The true impact of the ATT changes is still evident, but reports indicate that more than half of all iOS users refuse to track apps when they are shown new tooltips.
This has led many to rely more heavily on a broader range of data tools to determine response to ads — but Facebook soon says it will have a range of new opportunities to consider in this direction.
Helping to provide greater insight within these data limitations, Facebook is developing a set of privacy enhancing technologies (PETs) for advertising that will minimize the amount of data collected and processed to help protect personal information, but also make it easier to understand campaign effectiveness.
“We believe PETs will support the next generation of digital advertising, so we are investing in years of work with academia, international organizations and developers to create solutions and best practices.”
Facebook says PETs will include “advanced techniques drawn from the fields of cryptography and statistics” that minimize processed data while preserving critical marketing functions such as ad measurement and personalization.
Facebook is exploring several ways to apply these approaches to new measurement solutions.

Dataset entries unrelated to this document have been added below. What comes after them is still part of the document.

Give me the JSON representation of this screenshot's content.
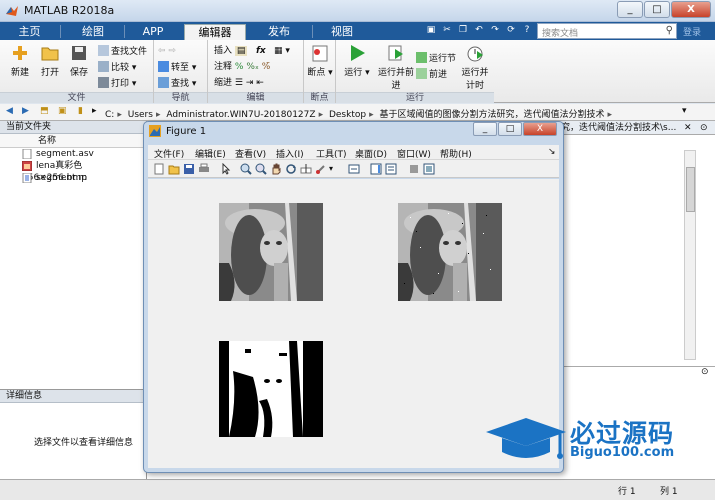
{
  "window": {
    "title": "MATLAB R2018a",
    "minimize": "_",
    "maximize": "□",
    "close": "X"
  },
  "tabs": [
    "主页",
    "绘图",
    "APP",
    "编辑器",
    "发布",
    "视图"
  ],
  "active_tab": "编辑器",
  "search": {
    "placeholder": "搜索文档",
    "signin": "登录"
  },
  "ribbon": {
    "file": {
      "label": "文件",
      "new": "新建",
      "open": "打开",
      "save": "保存",
      "find_files": "查找文件",
      "compare": "比较",
      "print": "打印"
    },
    "nav": {
      "label": "导航",
      "goto": "转至",
      "find": "查找"
    },
    "edit": {
      "label": "编辑",
      "insert": "插入",
      "comment": "注释",
      "indent": "缩进",
      "fx": "fx"
    },
    "breakpoints": {
      "label": "断点",
      "breakpoints": "断点"
    },
    "run": {
      "label": "运行",
      "run": "运行",
      "run_advance": "运行并前进",
      "run_section": "运行节",
      "advance": "前进",
      "run_time": "运行并计时"
    }
  },
  "address": {
    "parts": [
      "C:",
      "Users",
      "Administrator.WIN7U-20180127Z",
      "Desktop",
      "基于区域阈值的图像分割方法研究，迭代阈值法分割技术"
    ]
  },
  "current_folder": {
    "title": "当前文件夹",
    "column": "名称",
    "files": [
      "segment.asv",
      "lena真彩色256×256.bmp",
      "segment.m"
    ]
  },
  "details": {
    "title": "详细信息",
    "hint": "选择文件以查看详细信息"
  },
  "editor_tab": "究，迭代阈值法分割技术\\s...",
  "figure": {
    "title": "Figure 1",
    "menu": [
      "文件(F)",
      "编辑(E)",
      "查看(V)",
      "插入(I)",
      "工具(T)",
      "桌面(D)",
      "窗口(W)",
      "帮助(H)"
    ]
  },
  "status": {
    "row_label": "行",
    "row": "1",
    "col_label": "列",
    "col": "1"
  },
  "watermark": {
    "main": "必过源码",
    "sub": "Biguo100.com"
  },
  "colors": {
    "tab_bar": "#1f5a9a",
    "accent": "#1b73c4"
  }
}
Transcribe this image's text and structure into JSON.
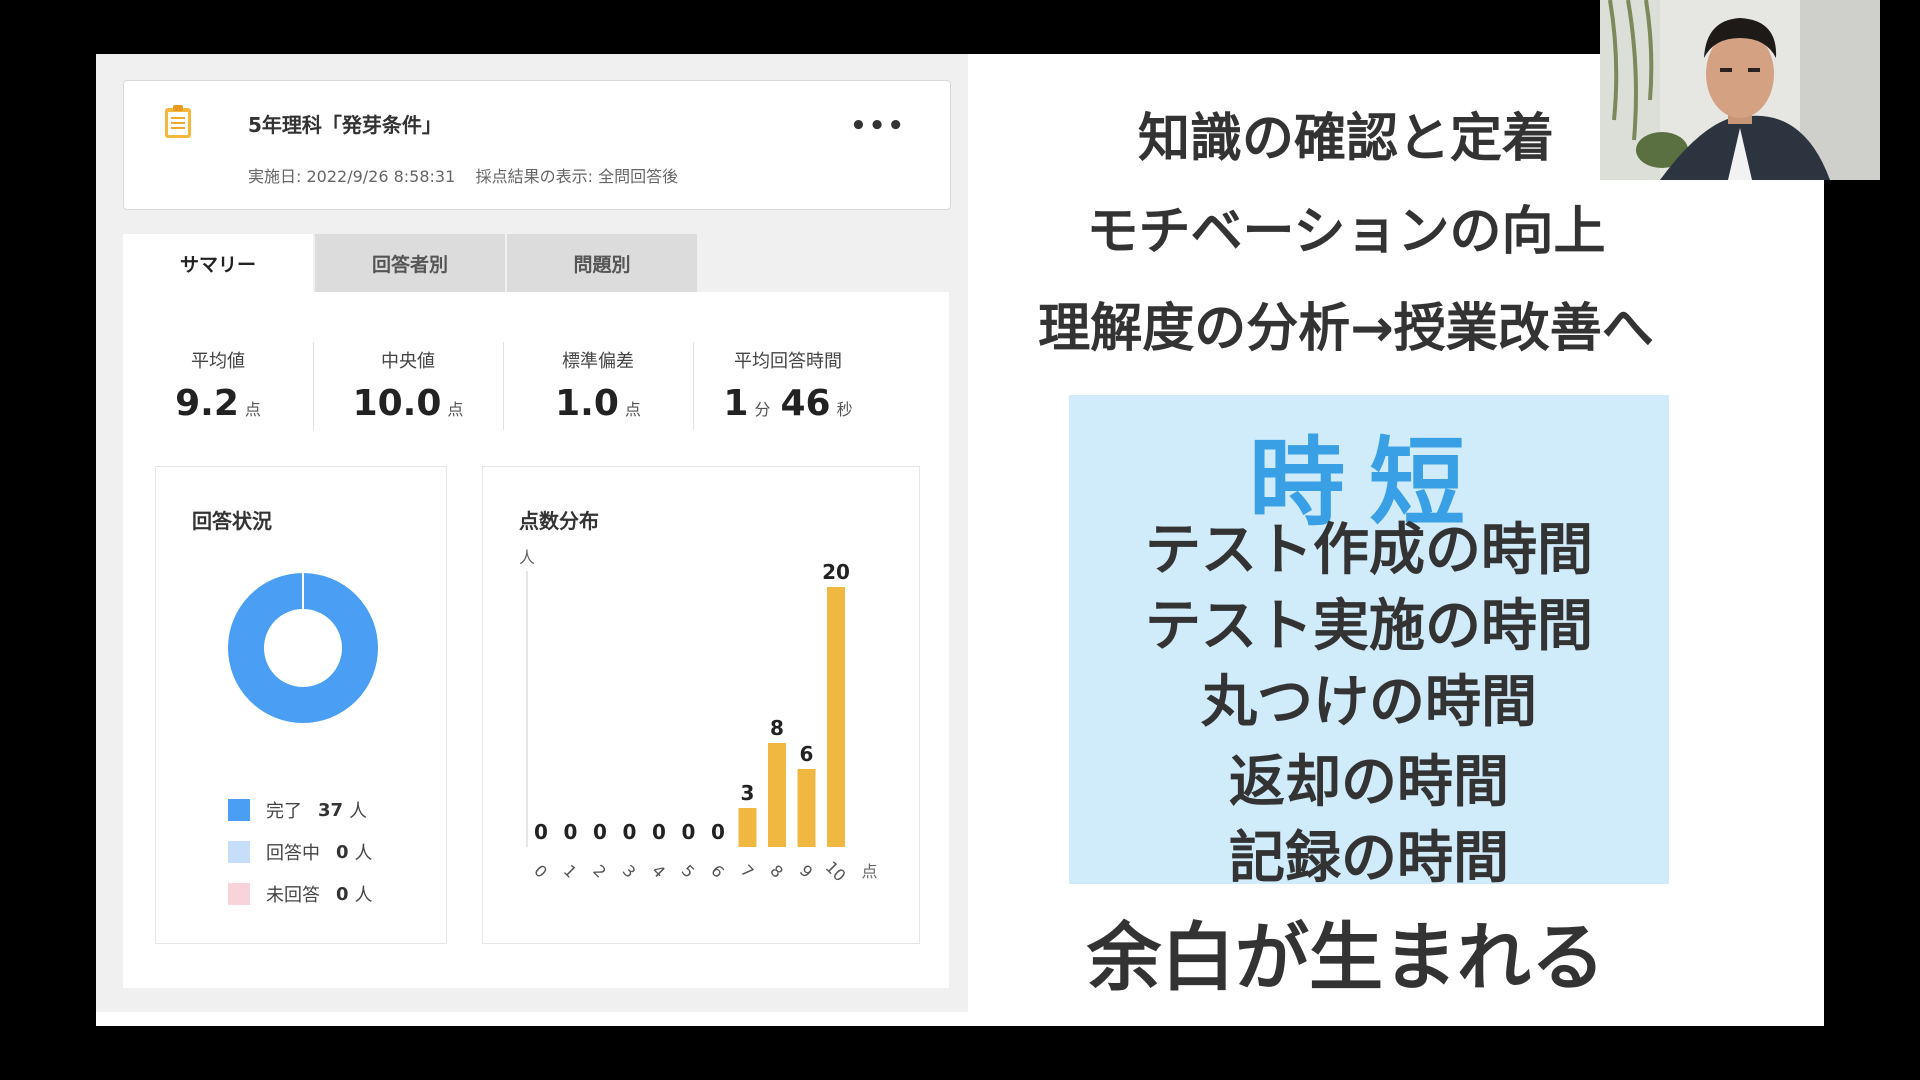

“Last year, we began testing our Private Lift Measurement solution with select partners, which uses a privacy-enhancing technology called secure multilateral computing. It helps advertisers understand how their campaigns work, while adding additional layers of privacy to limit the information that can be obtained by the advertiser or Facebook.”
Facebook says Private Lift Measurement will be available to advertisers next year and is also working on additional tracking tools, such as secure multilateral computing (MPC), which allows two or more organizations to work together to share data while limiting the information each party can learn.
“Data is encrypted end-to-end: during transport, storage and use, ensuring that neither party can see the other party’s data. MPC is useful for increasing privacy when counting results from more than one party, such as when reporting the results of an advertising campaign or training a machine learning model where the data belongs to two or more parties.”
Facebook is also exploring on-device learning, which will provide information about ad performance without sharing individual data, among other approaches to a new privacy-enhanced landscape.
Like Google’s Privacy Sandbox project, which aims to limit data collection but still track ad effectiveness, these new tools are designed to find some kind of middle ground so that marketers can maximize their ad spend while still meeting the growing demand for data control and restrictions from consumer groups.
But in order to leverage these new approaches, Facebook will need the cooperation of the industry:
“These technologies will only be successful for people and businesses of all sizes if there is industry collaboration and a common set of standards. That’s why we encourage platforms, publishers, developers and others in the industry to work together – on these technologies and other privacy-focused standards and practices.”
Facebook hopes that now that the initial implications of Apple’s ATT update have become clear, more industry groups will be forced to come together to find solutions – though that will depend on what the implications are for each platform and organization, and some are certainly happy to see Facebook losing its position as the clear leader in digital ad tracking.
Some platforms, such as Twitter, have said that they don’t see serious consequences from the ATT update, while reports also suggest that Facebook will be most affected by the change. Given its dominance in the digital ad space, perhaps some won’t be as eager to help it regain ground in this regard, while individual advertisers, who are also moving to first-party data tracking, may end up relying less on Facebook data to measure the effectiveness of their ads, which will diminish the impact over time.
That’s why Facebook needs to push now. And it’s clear that small advertisers, who lose the opportunity to hone their campaigns and cut ad spending by optimizing based on such data, will suffer the most from this change.
Perhaps by working with small business groups, Facebook can get this change adopted as an industry standard. But either way, it’s an interesting shift that will have a major impact on the entire digital advertising sector.